- The red part has become incredibly dark, especially around the edges, while in the freezer. This happens because of freezer burn, and it’s perfectly okay. You can chop off the ends of the bacon and eat the rest if you want, since freezer burn doesn’t mean the meat has gone bad in any way, it just might not taste as good. But again, if more than just the edges have darkened, or you get a funky smell and have a past-due expiration date, go ahead and toss it.
- The bacon turns brownish or greyish, or a shiny, “rainbow” sheen appears on your bacon. This is bad bacon. It’s likely your bacon will smell pretty nasty at this point too, but even if it doesn’t, it’s probably time to toss. The rainbow effect is caused by grease from the bacon fat that has started to render on top, sort of like the rainbow effect you’d see on an oil slick on the road. But rendered grease is not a good thing, especially on frozen meat. Toss it out.
When frozen, good bacon should feel dry or maybe a touch greasy. Bad bacon will feel slimy. The difference between “greasy” and “slimy” sounds razor thin, but when you touch it, you’ll know. If your bacon is slimy it’s best not to bother with checking other factors (smell, look, expiration date): just go ahead and toss.
How To Tell If Bacon Is Bad
Remember: bacon is cured, and was made to endure (like jerky, from which it was actually derived!). A little greyness in color or a day past your expiration date might not be the end of a dynamite meal – just proceed with caution and check multiple indicators to decide if this is an entrée you want to continue pursuing.
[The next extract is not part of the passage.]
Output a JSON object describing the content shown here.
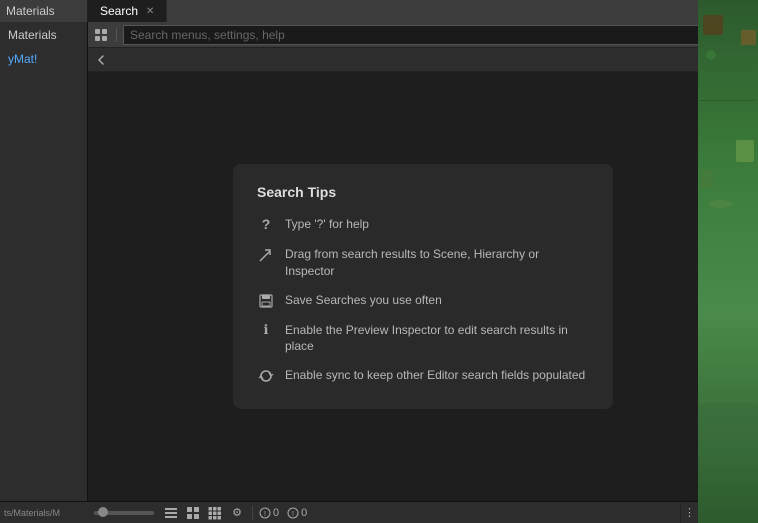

But at the same time, bad bacteria in the gut is a nasty business. Trust your instincts: when it comes to your health, you’d always rather be safe than sorry!